In a statement the Presidency quoted Environmental Affairs Minister Edna Molewa as saying: “The impacts of climate change affect everyone, and will potentially unravel the massive development achievements of our young democracy should we not act timely”.
Molewa, who is in Paris, adds: “African countries are already experiencing some of the worst effects of climate change. We must anticipate that these impacts will worsen over time, unless global greenhouse gas emissions are drastically reduced, with developed countries taking the lead”.
She said South Africa was already experiencing water stress and drought in many parts of the country. Molewa said climate change affects every sector of the country’s economy and life of its people.
“There are likely to be health impacts that will magnify the challenges of food and water insecurity. Increasing strain on the resilience of many ecosystems will affect the livelihoods of people living in rural areas,” said Molewa, who is accompanying President Jacob Zuma.
“The people and infrastructure in coastal areas will face the risk of coastal flooding because of sea level rise. And fish stocks will be impacted by the warming of the ocean.”
She said agriculture production, and food security in many African countries, was likely to be severely compromised by climate variability and change.
The area suitable for agriculture, the length of growing seasons and yield potential, particularly along the margins of semi-arid and arid areas, were expected to decrease.
“This will affect farmers, and it will in particular, affect the women and many children of our continent who strive every day to ensure that there is food on the table for their families.
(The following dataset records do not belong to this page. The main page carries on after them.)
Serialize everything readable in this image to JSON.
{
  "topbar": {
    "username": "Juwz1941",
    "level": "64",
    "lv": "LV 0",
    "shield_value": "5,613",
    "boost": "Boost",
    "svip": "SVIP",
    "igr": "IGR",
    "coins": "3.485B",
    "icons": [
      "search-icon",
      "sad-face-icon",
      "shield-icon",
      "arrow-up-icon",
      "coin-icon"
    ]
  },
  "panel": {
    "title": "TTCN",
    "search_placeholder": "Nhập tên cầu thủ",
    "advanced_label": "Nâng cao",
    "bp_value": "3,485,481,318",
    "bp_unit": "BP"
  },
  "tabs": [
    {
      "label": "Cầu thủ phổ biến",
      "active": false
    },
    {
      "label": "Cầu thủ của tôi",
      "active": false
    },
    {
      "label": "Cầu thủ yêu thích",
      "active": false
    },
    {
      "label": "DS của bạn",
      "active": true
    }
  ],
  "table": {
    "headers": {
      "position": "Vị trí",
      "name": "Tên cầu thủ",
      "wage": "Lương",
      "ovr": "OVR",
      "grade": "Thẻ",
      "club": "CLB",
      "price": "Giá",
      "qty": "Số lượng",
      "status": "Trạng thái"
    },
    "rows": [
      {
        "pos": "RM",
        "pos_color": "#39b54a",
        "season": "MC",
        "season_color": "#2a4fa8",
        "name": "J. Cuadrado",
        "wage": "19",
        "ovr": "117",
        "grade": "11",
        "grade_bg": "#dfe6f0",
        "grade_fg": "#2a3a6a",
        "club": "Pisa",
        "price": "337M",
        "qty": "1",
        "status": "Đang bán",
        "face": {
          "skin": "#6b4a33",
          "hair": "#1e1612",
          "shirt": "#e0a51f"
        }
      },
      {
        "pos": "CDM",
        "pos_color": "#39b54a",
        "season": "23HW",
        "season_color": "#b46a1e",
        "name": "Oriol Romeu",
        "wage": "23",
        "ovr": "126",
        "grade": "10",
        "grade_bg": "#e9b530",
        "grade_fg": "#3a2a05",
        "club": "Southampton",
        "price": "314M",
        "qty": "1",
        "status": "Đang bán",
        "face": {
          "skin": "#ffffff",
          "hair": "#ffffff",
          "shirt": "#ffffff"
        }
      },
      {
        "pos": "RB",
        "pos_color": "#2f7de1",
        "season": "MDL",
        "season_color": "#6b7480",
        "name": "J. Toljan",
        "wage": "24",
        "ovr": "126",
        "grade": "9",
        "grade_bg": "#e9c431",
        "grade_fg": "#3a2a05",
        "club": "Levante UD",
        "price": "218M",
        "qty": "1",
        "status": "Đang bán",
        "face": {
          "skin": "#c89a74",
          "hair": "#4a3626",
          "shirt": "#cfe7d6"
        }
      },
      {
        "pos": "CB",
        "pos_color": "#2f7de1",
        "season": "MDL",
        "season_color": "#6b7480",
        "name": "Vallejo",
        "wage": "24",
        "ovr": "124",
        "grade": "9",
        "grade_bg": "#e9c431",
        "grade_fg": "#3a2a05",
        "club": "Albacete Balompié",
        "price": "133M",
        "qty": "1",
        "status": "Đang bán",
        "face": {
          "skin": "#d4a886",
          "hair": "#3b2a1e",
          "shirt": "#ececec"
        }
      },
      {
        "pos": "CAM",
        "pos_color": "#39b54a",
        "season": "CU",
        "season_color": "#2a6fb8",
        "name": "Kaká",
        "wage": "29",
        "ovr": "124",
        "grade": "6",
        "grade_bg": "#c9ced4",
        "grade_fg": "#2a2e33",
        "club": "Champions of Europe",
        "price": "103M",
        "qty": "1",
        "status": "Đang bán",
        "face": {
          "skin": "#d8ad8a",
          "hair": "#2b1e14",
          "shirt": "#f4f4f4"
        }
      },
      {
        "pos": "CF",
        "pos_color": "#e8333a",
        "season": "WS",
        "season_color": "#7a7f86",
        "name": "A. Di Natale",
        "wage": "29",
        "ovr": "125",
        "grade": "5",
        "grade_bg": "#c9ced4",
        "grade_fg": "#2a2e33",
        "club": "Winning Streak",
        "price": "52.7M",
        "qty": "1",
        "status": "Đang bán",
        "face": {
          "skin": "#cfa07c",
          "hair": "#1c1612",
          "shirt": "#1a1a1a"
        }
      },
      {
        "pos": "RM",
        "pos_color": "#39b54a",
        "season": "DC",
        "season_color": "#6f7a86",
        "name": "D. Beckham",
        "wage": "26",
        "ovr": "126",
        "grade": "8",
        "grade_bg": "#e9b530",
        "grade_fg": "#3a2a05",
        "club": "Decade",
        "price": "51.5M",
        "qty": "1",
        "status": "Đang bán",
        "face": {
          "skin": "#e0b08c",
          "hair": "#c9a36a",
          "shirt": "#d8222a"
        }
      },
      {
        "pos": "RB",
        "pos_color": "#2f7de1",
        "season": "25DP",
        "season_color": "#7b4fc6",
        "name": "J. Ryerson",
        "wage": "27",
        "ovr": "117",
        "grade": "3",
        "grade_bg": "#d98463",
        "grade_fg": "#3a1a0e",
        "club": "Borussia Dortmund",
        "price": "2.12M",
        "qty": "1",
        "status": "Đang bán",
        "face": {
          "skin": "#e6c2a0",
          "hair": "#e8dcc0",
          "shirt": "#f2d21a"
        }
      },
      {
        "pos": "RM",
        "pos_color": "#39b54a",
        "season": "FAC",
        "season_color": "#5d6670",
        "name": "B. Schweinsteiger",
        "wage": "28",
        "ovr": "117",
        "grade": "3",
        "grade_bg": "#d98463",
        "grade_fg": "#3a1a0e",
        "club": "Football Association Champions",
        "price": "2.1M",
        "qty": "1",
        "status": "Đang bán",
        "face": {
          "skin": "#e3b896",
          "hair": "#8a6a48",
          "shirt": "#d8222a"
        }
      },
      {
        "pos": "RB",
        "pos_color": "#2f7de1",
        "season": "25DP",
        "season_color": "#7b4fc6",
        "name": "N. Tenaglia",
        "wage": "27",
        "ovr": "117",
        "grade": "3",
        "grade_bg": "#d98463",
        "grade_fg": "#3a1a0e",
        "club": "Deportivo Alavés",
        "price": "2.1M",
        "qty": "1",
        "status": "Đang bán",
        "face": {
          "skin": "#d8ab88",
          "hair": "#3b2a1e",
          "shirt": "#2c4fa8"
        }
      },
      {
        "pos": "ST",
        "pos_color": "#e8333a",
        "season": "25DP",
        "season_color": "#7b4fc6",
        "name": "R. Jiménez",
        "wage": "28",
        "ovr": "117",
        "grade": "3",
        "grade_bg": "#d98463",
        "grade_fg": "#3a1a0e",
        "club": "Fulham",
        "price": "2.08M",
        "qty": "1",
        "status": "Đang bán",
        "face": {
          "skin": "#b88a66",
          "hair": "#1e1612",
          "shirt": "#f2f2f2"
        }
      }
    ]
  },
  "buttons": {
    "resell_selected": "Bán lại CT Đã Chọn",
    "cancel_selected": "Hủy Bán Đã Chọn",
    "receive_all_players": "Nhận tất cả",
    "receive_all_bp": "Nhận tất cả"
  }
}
Water security is also likely to be affected,” said Molewa.
The 21st Conference of the Parties of the United Nations Framework Convention on Climate Change in Paris concludes a four-year negotiating process that was mandated by the global climate change negotiations hosted by South Africa in 2011 in Durban.
About 150 heads of state are expected to attend the Paris summit